## What the task requires
Please give the data again exactly, with no line dropped.

______

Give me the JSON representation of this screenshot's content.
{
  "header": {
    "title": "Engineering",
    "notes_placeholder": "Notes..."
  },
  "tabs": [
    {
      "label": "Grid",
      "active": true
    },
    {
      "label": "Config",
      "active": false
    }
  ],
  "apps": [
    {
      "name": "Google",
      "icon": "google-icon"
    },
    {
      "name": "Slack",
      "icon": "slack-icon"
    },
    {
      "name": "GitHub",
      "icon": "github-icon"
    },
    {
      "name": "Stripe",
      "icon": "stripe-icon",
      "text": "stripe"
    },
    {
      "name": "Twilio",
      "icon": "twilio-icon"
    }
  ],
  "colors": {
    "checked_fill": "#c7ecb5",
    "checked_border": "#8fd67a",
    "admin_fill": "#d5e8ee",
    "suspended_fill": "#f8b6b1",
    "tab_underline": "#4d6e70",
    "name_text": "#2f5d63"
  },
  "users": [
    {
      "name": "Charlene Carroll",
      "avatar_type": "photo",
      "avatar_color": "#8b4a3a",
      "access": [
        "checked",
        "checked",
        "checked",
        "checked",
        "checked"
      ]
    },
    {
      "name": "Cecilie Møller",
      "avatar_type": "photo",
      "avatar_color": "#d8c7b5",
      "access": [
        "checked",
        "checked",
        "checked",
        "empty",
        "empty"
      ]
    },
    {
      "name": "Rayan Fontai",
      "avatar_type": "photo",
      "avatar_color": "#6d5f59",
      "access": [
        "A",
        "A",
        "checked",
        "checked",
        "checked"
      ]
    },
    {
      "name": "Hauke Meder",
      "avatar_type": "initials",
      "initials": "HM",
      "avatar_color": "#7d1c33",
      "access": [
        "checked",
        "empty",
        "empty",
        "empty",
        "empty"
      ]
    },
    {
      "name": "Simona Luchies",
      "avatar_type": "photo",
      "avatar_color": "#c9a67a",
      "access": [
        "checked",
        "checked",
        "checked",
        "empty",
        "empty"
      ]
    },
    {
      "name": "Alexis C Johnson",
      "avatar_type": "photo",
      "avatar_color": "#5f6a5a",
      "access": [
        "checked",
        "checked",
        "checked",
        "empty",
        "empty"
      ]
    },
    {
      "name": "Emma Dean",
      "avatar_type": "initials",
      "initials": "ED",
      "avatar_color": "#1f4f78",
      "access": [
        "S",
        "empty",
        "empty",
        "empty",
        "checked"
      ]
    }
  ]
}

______

## The completed task
Give me the JSON representation of this screenshot's content.
{
  "header": {
    "title": "Engineering",
    "notes_placeholder": "Notes..."
  },
  "tabs": [
    {
      "label": "Grid",
      "active": true
    },
    {
      "label": "Config",
      "active": false
    }
  ],
  "apps": [
    {
      "name": "Google",
      "icon": "google-icon"
    },
    {
      "name": "Slack",
      "icon": "slack-icon"
    },
    {
      "name": "GitHub",
      "icon": "github-icon"
    },
    {
      "name": "Stripe",
      "icon": "stripe-icon",
      "text": "stripe"
    },
    {
      "name": "Twilio",
      "icon": "twilio-icon"
    }
  ],
  "colors": {
    "checked_fill": "#c7ecb5",
    "checked_border": "#8fd67a",
    "admin_fill": "#d5e8ee",
    "suspended_fill": "#f8b6b1",
    "tab_underline": "#4d6e70",
    "name_text": "#2f5d63"
  },
  "users": [
    {
      "name": "Charlene Carroll",
      "avatar_type": "photo",
      "avatar_color": "#8b4a3a",
      "access": [
        "checked",
        "checked",
        "checked",
        "checked",
        "checked"
      ]
    },
    {
      "name": "Cecilie Møller",
      "avatar_type": "photo",
      "avatar_color": "#d8c7b5",
      "access": [
        "checked",
        "checked",
        "checked",
        "empty",
        "empty"
      ]
    },
    {
      "name": "Rayan Fontai",
      "avatar_type": "photo",
      "avatar_color": "#6d5f59",
      "access": [
        "A",
        "A",
        "checked",
        "checked",
        "checked"
      ]
    },
    {
      "name": "Hauke Meder",
      "avatar_type": "initials",
      "initials": "HM",
      "avatar_color": "#7d1c33",
      "access": [
        "checked",
        "empty",
        "empty",
        "empty",
        "empty"
      ]
    },
    {
      "name": "Simona Luchies",
      "avatar_type": "photo",
      "avatar_color": "#c9a67a",
      "access": [
        "checked",
        "checked",
        "checked",
        "empty",
        "empty"
      ]
    },
    {
      "name": "Alexis C Johnson",
      "avatar_type": "photo",
      "avatar_color": "#5f6a5a",
      "access": [
        "checked",
        "checked",
        "checked",
        "empty",
        "empty"
      ]
    },
    {
      "name": "Emma Dean",
      "avatar_type": "initials",
      "initials": "ED",
      "avatar_color": "#1f4f78",
      "access": [
        "S",
        "empty",
        "empty",
        "empty",
        "checked"
      ]
    }
  ]
}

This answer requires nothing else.